I am still recovering from the Read-A-Thon (and settling down after the honeymoon), so much so that I haven’t had time to follow up on anything, either comments, new blogs I discovered, new posts, or even my new blog appearance. But I don’t want this new adventure to be over before even it’s started. And I hope this will be the first of many new posts (hopefully).
Now, while this blog will be about reading and books, and things correlated, I do not plan to do formal reviews — I’m not too good at that. So I guessed that I could summarize here my thoughts about the books I read for the Read-A-Thon — this is as good a review as you’ll probably ever get from me. Here we go.
Douglas Adams, So Long, and Thanks for all the Fish

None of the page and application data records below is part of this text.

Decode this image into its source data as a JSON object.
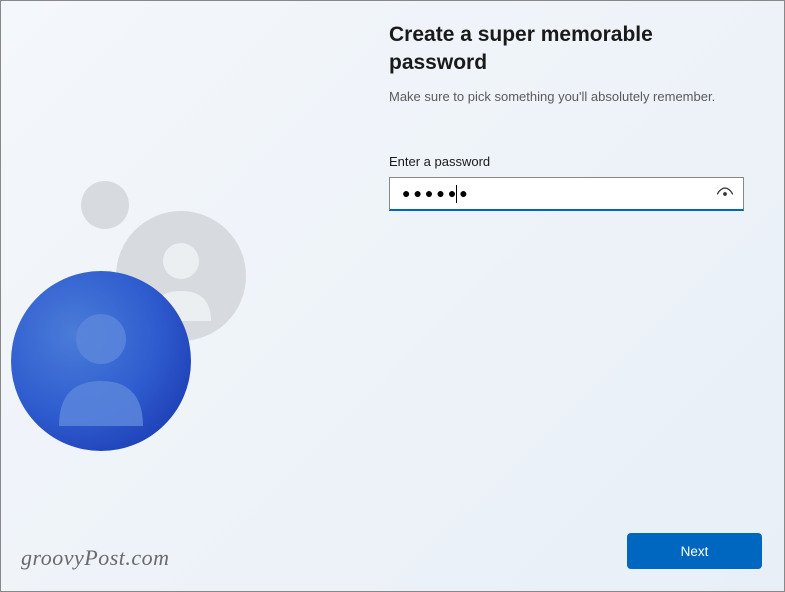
{
  "title": "Create a super memorable password",
  "subtitle": "Make sure to pick something you'll absolutely remember.",
  "password": {
    "label": "Enter a password",
    "value": "●●●●●●"
  },
  "actions": {
    "next": "Next"
  },
  "watermark": "groovyPost.com"
}
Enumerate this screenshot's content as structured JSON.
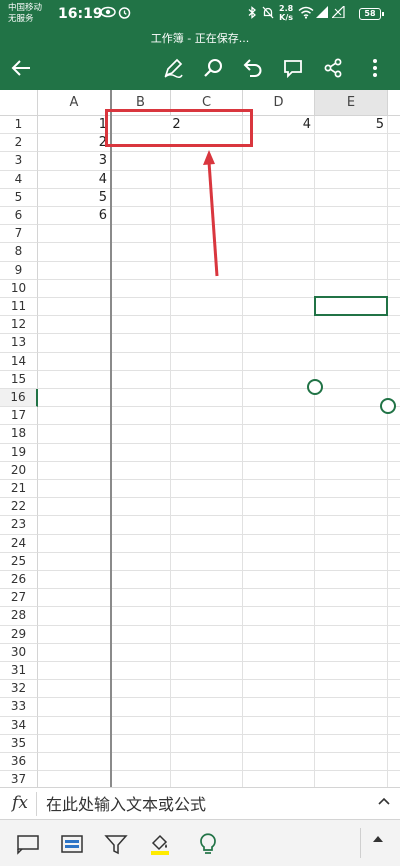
{
  "status_bar": {
    "carrier_line1": "中国移动",
    "carrier_line2": "无服务",
    "time": "16:19",
    "network_speed_top": "2.8",
    "network_speed_unit": "K/s",
    "battery": "58"
  },
  "title_bar": {
    "title": "工作簿 - 正在保存..."
  },
  "toolbar": {
    "icons": [
      "back-arrow-icon",
      "pen-draw-icon",
      "search-icon",
      "undo-icon",
      "comment-icon",
      "share-icon",
      "more-vertical-icon"
    ]
  },
  "sheet": {
    "columns": [
      "A",
      "B",
      "C",
      "D",
      "E"
    ],
    "selected_column": "E",
    "rows": [
      "1",
      "2",
      "3",
      "4",
      "5",
      "6",
      "7",
      "8",
      "9",
      "10",
      "11",
      "12",
      "13",
      "14",
      "15",
      "16",
      "17",
      "18",
      "19",
      "20",
      "21",
      "22",
      "23",
      "24",
      "25",
      "26",
      "27",
      "28",
      "29",
      "30",
      "31",
      "32",
      "33",
      "34",
      "35",
      "36",
      "37"
    ],
    "selected_row": "16",
    "cells": {
      "A": [
        "1",
        "2",
        "3",
        "4",
        "5",
        "6"
      ],
      "BC1": "2",
      "D1": "4",
      "E1": "5"
    }
  },
  "formula_bar": {
    "fx_label": "fx",
    "placeholder": "在此处输入文本或公式"
  },
  "bottom_toolbar": {
    "icons": [
      "sheet-view-icon",
      "card-view-icon",
      "filter-icon",
      "fill-color-icon",
      "idea-bulb-icon",
      "expand-up-icon"
    ],
    "fill_color_accent": "#ffeb00"
  },
  "colors": {
    "header_green": "#217346",
    "annotation_red": "#d9363e"
  }
}
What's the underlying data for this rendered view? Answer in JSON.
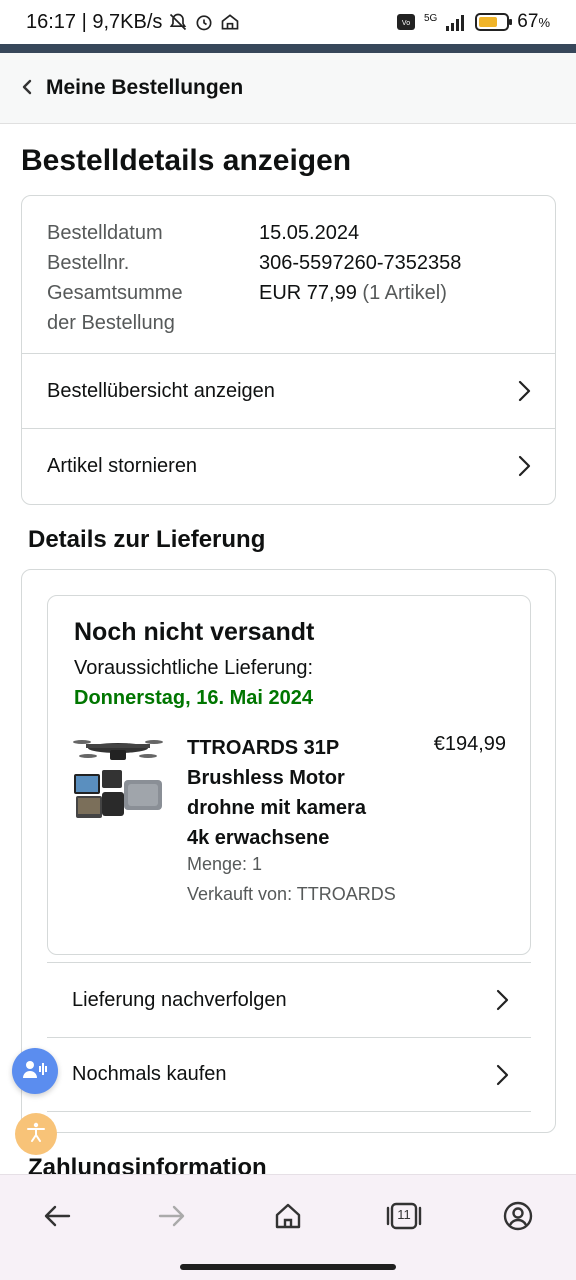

Adams rules! The more I read his works, the more I believe this is the case, as his writing is always hilarious, laughing-out-loud funny. Still, this things went downwards since the original Hitchhiker’s Guide to the Galaxy and I feel that too many story threads were abandoned along the way, and too many things got no explanation in this last book. (I know there’s more of it, but four books is what I’ve read so far.)
A nice bit:
“Life,” he said, “is like a grapefruit.”
“Er, how so?”
“Well, it’s sort of orangy-yellow and dimpled on the outside, wet and squidgy in the middle. It’s got pips inside, too. Oh, and some people have half a one for breakfast.”
And another one:
“This is an important announcement. This is flight 121 to Los Angeles. If your travel plans do not include Los Angeles, now would be a perfect time to disembark.”
Neil Gaiman, Smoke and Mirrors
Most of what I’ve written about Douglas Adams applies to Gaiman as well. Gaiman rules! Still, I prefer his novels to his short stories, which tend to be too somber and disturbing for me.
It was most interesting to read Gaiman and Adams so close to each other, because I kept finding cross-references between them.
A nice bit:
The doorbell rang.
Mrs. Whitaker answered the door. It was a young man with shoulder-length hair so fair it was almost white, wearing gleaming silver armor, with a white surcoat.
“Hello,” he said.
“Hello,” said Mrs. Whitaker.
“I’m on a quest,” he said.
“That’s nice,” said Mrs. Whitaker, noncommittally.
“Can I come in?” he asked.
Mrs. Whitaker shook her head. “I’m sorry, I don’t think so,” she said.
“I’m on a quest for the Holy Grail,” the young man said. “Is it here?”
“Have you got any identification?” Mrs. Whitaker asked. She knew that it was unwise to let unidentified strangers into your home when you were elderly and living on your own.Handbags get emptied, and worse than that.
The young man went back down the garden path. His horse, a huge grey charger, big as a shire-horse, its head high and its eyes intelligent, was tethered to Mrs Whitaker’s garden gate. The knight fumbled in the saddlebag and returned with a scroll.
It was signed by Arthur, King of All Britons, and charged all persons of whatever rank or station to know that here was Galaad, Knight of the Table Round, and that he was on a Right High and Noble Quest. There was a drawing of the young man below that. It wasn’t a bad likeness.
Mrs Whitaker nodded. She had been expecting a little card with a photograph on it, but this was far more impressive.
“I suppose you had better come in,” she said.
They went into her kitchen. She made Galaad a cup of tea, then she took him into the parlour.
Galaad saw the Grail on her mantelpiece, and dropped to one knee.
Antonio Tabucchi, Donna di Porto Pim
The best thing I can say about this book: it was interesting to read just after our vacation in the Azores, to realize how much things have changed. The best thing I can say about the author: read Pereira Declares, that’s a great book. I mean it (and I loved it way before I thought about living in Portugal).
There are some bits I would like to share, but they’re in Italian, so I’ll pass.
Philippe Delerm, La bulle de Tiepolo
I must admit I didn’t enjoy this one at all. It is mainly a treatise about the value of art and artists (painters and writers) camouflaged as a novel. Again, the best thing I can say about the author: read We Could Almost Eat Outside: An appreciation of life’s small pleasures, that’s a good book.
And again, I’m not going to attempt a translation from French to English for the nice bits of this (sorry).
I’ll try and see if I can talk Husband into writing his thoughts about the books he read!